### SOURCE MATERIAL
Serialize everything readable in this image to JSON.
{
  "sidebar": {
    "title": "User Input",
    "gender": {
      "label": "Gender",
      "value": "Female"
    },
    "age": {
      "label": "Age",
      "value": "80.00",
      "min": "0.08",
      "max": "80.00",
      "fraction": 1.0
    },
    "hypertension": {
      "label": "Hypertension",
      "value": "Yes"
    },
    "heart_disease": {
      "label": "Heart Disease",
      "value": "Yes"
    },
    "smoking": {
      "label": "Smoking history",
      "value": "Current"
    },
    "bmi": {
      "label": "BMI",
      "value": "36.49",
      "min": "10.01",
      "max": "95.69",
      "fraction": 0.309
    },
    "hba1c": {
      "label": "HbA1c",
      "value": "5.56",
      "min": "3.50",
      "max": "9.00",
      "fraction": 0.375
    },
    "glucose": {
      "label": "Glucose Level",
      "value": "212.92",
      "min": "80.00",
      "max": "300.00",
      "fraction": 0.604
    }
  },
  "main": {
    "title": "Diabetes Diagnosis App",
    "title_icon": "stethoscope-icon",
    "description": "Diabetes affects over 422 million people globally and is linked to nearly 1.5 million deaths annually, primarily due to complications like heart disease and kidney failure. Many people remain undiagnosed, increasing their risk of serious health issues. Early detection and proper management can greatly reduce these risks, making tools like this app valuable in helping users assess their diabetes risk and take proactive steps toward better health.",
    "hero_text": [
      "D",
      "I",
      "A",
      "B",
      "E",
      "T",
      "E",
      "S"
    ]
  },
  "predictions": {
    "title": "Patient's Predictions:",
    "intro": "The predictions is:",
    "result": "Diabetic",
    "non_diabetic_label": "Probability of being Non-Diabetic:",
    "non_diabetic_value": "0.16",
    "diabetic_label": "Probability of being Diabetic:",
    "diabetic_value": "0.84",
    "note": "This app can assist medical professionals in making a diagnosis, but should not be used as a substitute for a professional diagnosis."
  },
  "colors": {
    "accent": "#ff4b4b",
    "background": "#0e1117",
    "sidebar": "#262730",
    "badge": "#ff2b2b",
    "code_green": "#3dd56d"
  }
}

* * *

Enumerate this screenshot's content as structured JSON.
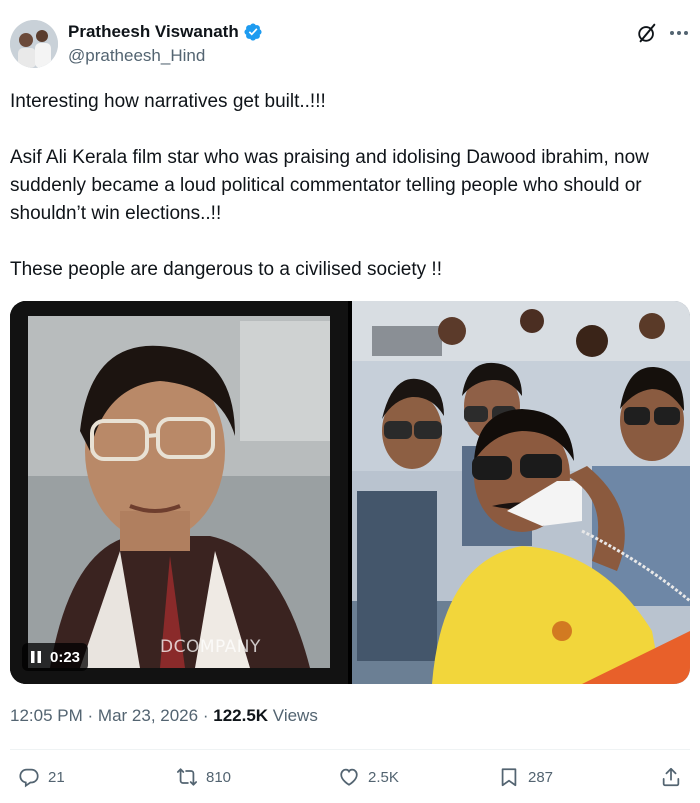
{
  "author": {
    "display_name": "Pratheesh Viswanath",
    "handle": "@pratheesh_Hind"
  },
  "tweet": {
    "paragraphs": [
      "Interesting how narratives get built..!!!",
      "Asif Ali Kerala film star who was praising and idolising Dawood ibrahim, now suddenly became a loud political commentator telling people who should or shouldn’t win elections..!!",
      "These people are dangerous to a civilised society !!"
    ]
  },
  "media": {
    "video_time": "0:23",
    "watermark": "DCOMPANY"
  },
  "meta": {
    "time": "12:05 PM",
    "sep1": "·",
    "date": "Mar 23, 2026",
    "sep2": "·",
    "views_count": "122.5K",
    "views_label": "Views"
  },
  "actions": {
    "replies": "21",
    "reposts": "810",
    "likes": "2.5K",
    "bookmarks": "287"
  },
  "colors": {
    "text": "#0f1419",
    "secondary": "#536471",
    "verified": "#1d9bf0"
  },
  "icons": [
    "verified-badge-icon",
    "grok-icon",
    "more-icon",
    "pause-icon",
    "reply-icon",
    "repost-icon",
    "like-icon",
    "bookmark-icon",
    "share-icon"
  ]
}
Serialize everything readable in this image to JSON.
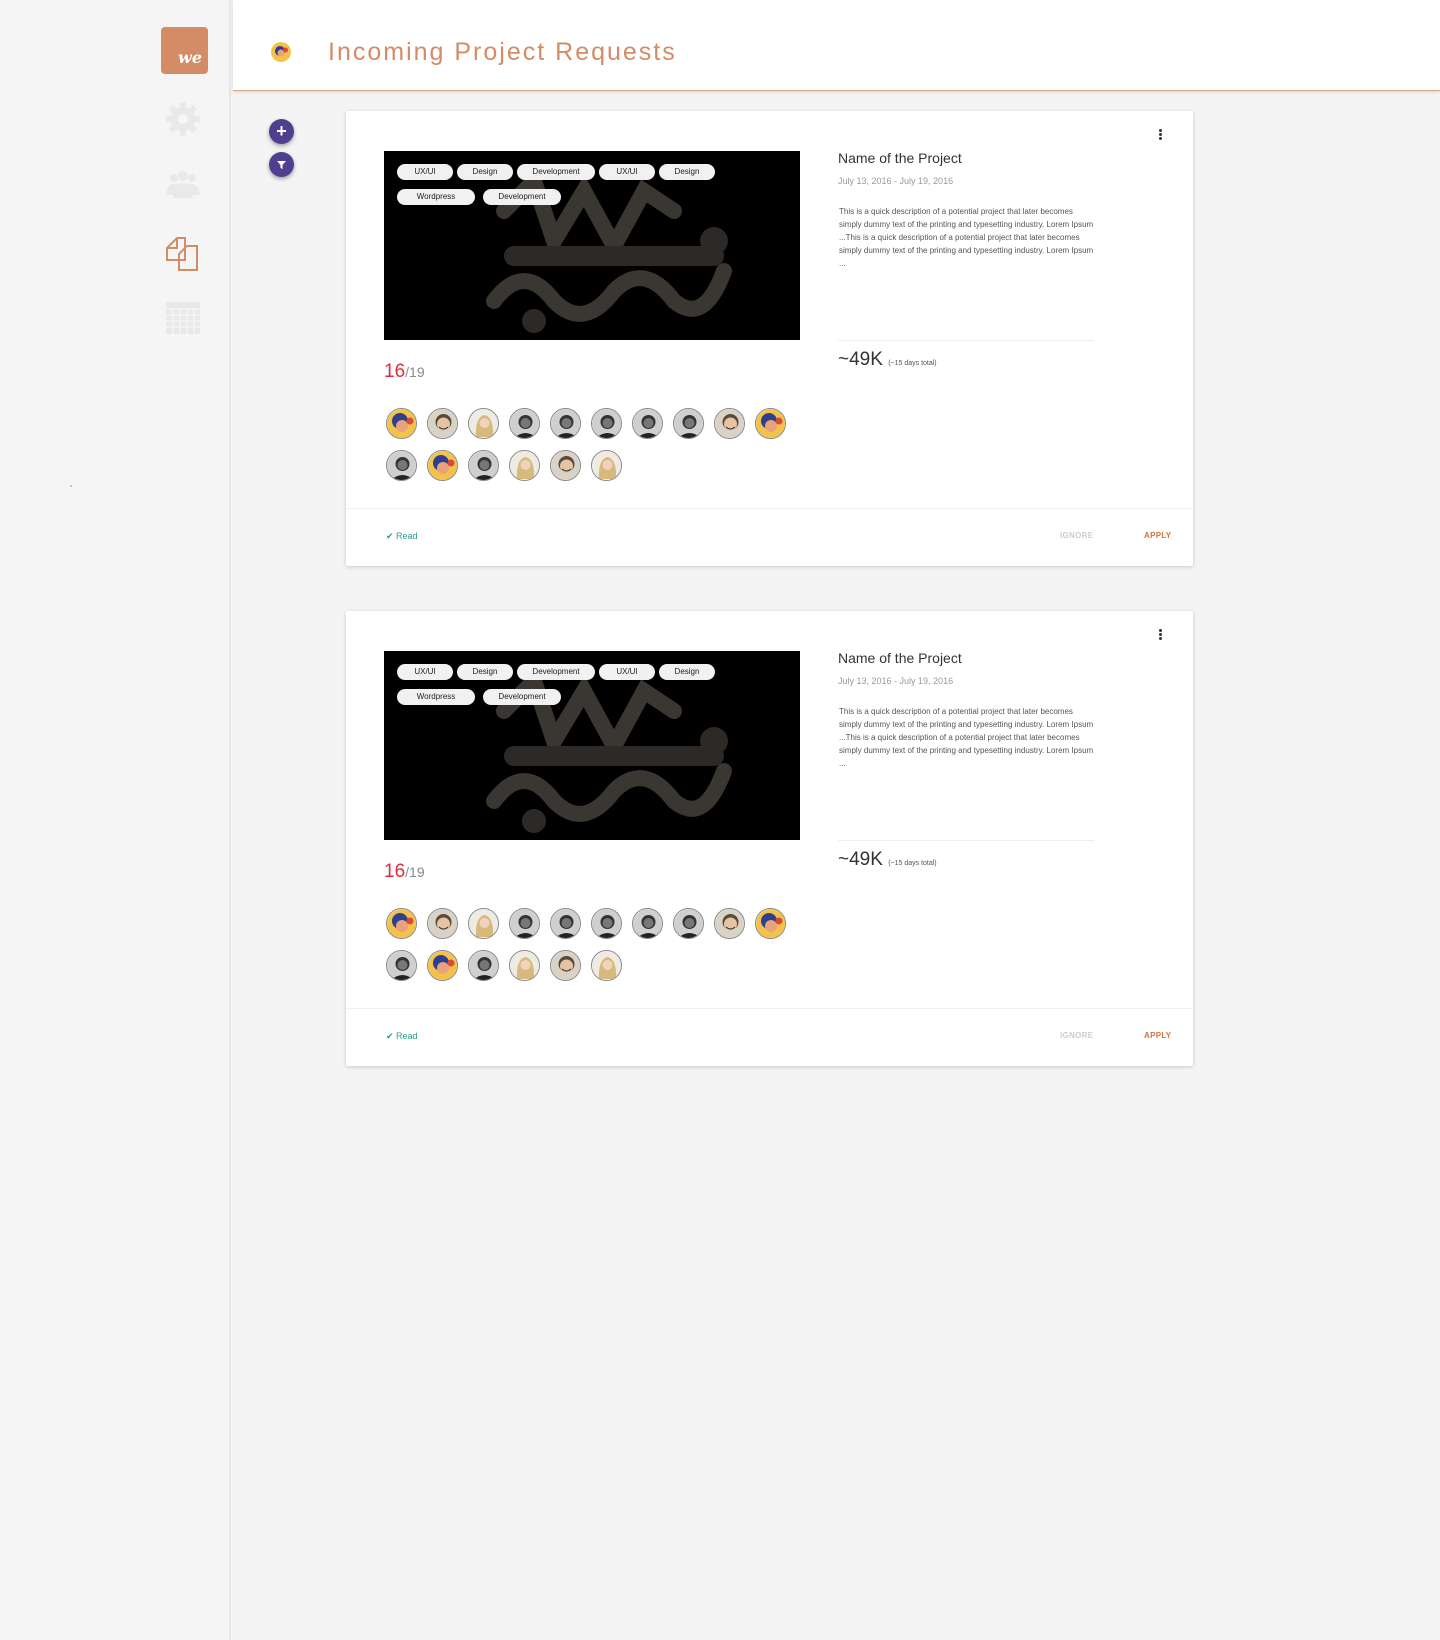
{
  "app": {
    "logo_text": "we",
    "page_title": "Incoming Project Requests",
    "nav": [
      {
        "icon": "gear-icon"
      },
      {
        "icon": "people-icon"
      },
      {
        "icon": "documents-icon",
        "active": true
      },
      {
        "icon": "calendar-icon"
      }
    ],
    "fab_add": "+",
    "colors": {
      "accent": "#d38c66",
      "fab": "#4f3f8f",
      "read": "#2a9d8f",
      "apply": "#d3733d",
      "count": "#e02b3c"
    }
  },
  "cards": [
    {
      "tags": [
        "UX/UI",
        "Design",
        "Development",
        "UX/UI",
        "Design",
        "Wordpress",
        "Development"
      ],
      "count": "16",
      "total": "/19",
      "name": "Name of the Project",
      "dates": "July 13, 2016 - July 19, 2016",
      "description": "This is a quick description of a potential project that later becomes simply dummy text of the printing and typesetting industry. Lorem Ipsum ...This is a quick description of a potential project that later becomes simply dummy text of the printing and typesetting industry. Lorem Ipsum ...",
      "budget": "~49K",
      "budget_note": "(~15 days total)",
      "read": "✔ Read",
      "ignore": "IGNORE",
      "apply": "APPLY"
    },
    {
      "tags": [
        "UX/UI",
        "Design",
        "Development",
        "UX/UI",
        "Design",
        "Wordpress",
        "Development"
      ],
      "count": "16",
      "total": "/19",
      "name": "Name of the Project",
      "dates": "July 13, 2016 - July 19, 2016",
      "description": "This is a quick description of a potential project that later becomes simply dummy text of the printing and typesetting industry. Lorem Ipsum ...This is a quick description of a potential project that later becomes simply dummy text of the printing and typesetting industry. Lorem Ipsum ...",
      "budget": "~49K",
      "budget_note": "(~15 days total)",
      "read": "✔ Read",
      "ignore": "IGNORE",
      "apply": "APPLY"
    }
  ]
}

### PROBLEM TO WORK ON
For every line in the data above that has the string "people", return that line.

### TASK OUTPUT
    "description": "Diabetes affects over 422 million people globally and is linked to nearly 1.5 million deaths annually, primarily due to complications like heart disease and kidney failure. Many people remain undiagnosed, increasing their risk of serious health issues. Early detection and proper management can greatly reduce these risks, making tools like this app valuable in helping users assess their diabetes risk and take proactive steps toward better health.",
      "Asif Ali Kerala film star who was praising and idolising Dawood ibrahim, now suddenly became a loud political commentator telling people who should or shouldn’t win elections..!!",
      "These people are dangerous to a civilised society !!"
        "icon": "people-icon"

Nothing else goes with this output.